Zhilei Zhang maintained his position as the WBO’s mandatory challenger for one of Oleksandr Usyk’s heavyweight titles by knocking out Joe Joyce in the fourth round of their immediate rematch Saturday night.
Filip Hrgovic, the IBF’s number one contender and the only fighter to defeat Zhang as a pro, is ahead of the ascending Chinese southpaw, however, in the mandatory rotation agreed upon by the IBF, WBA, WBC and WBO. With Croatia’s Hrgovic (16-0, 13 KOs) due his shot at Usyk before Zhang (26-1-1, 21 KOs) and Tyson Fury, Zhang’s other target, perhaps preparing to pursue his own title unification fight versus Usyk, Zhang might have to pursue another opponent.
Shaun George, Zhilei’s trainer, would welcome a battle against a WBC former champion with whom he is certain Zhang would make a fan-friendly fight.
“I like Zhilei to be active,” George told BoxingScene.com. “I like him to work, so if that’s the case, I would like a Deontay Wilder fight. Let’s make it happen. Fight fans wanna see it.”
The long-discussed showdown between Alabama’s Wilder (43-2-1, 42 KOs) and England’s Anthony Joshua (26-3, 23 KOs) still hasn’t materialized, which could leave Wilder to look at alternatives as well. Wilder-Zhang would be dangerous for both boxers, but George likes his improved 40-year-old interim champion’s chances.
“I respect Wilder as a fighter and I respect him as a person,” George said. “Me and Malik Scott [Wilder’s trainer] go back a lotta years, to when we were 17, 18 years old. But it’s a fun fight. I believe Zhilei would win that fight by knockout, also. Skills pay the bills in that fight.”
Fighting Zhang, while risky, could be appealing to Wilder because beating the 2008 Olympic silver medalist would make Wilder the WBO interim champion and the mandatory challenger for one of Usyk’s crowns. Wilder is ranked number one by the WBC, but there probably isn’t enough fan interest in a fourth Fury-Wilder fight to justify their purse demands.
Wilder-Zhang is something different, though, and the 6-foot-6, 287-pound Zhang has captured the attention of boxing fans with his back-to-back victories over England’s Joyce (15-2, 14 KOs) – a sixth-round stoppage April 15 at Copper Box Arena in London and a much more brutal, memorable knockout Saturday night at OVO Arena Wembley in London.
“Who wouldn’t wanna see that?,” George said of Wilder-Zhang. “It’s ‘The Bronze Bomber’ against ‘Big Bang,’ two 2008 Olympians – Zhilei winning the silver medal [at super heavyweight], Deontay Wilder winning the bronze medal at heavyweight. It’s a fight that should happen. Obviously, the Deontay Wilder-Anthony Joshua fight is not happening.”

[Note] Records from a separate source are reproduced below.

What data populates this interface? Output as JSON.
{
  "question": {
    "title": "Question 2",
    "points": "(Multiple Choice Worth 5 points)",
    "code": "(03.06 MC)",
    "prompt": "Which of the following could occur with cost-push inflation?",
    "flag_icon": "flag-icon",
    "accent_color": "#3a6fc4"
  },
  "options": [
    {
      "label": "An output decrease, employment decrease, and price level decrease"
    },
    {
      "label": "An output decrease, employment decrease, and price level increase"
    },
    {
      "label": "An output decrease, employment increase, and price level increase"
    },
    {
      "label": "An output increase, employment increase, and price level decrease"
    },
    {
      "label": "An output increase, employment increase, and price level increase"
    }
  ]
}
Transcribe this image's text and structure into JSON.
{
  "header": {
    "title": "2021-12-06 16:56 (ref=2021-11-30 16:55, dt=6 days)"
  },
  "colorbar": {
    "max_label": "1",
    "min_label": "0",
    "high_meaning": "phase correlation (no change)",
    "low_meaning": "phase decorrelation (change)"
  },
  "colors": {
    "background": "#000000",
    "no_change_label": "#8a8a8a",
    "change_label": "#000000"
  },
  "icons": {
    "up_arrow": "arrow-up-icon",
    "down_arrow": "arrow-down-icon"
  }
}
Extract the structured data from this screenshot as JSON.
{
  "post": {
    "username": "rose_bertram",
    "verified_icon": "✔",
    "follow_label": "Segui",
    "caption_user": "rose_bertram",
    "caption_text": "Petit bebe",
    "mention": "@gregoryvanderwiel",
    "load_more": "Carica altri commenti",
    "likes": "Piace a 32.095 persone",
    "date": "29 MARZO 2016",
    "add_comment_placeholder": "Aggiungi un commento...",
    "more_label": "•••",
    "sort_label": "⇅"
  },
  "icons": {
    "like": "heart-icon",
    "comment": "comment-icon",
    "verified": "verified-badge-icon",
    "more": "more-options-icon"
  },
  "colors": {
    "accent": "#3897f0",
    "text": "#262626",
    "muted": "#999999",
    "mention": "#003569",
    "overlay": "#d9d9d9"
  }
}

A Wilder-Zhang fight would be an enormous event in China, where they both won Olympic medals in Beijing 15 years ago. Zhang, who resides and trains in northern New Jersey, has repeatedly expressed his strong desire to fight in his home country for the first time since September 2018.
“It’s a fight that should be easy to make, Zhilei Zhang versus Deontay Wilder,” George said. “I promise you it wouldn’t be on our part [if it doesn’t happen]. We come to fight. We understand that Wilder is an A-side fighter. We understand that. But at the same time, we have the number one position for all the belts.
“You know, so it’s worth the risk if you’re talking about Deontay Wilder. If you say, ‘What does Zhilei bring to the table?’ We bring a mandatory [spot]. So, it’s worth it. It has a lotta value.”
Wilder, who will turn 38 next month, hasn’t fought in nearly a year. The 6-foot-7 knockout artist abruptly ended his most recent fight with Robert Helenius (32-5, 21 KOs) by landing a right hand toward the end of the first round last October 15 at Barclays Center in Brooklyn.
Negotiations between handlers for Fury (33-0-1, 24 KOs) and Usyk (21-0, 14 KOs) are likely to restart if Fury defeats former UFC heavyweight champ Francis Ngannou in their 10-round, non-title fight October 28 in Riyadh, Saudi Arabia. Barring a draw or no-contest, a bout between England’s Fury, the WBC champ, and Ukraine’s Usyk, who owns the IBF, IBO, WBA and WBO belts, would determine boxing’s first fully unified heavyweight champion of the four-belt era.
Keith Idec is a senior writer/columnist for BoxingScene.com. He can be reached on Twitter @Idecboxing.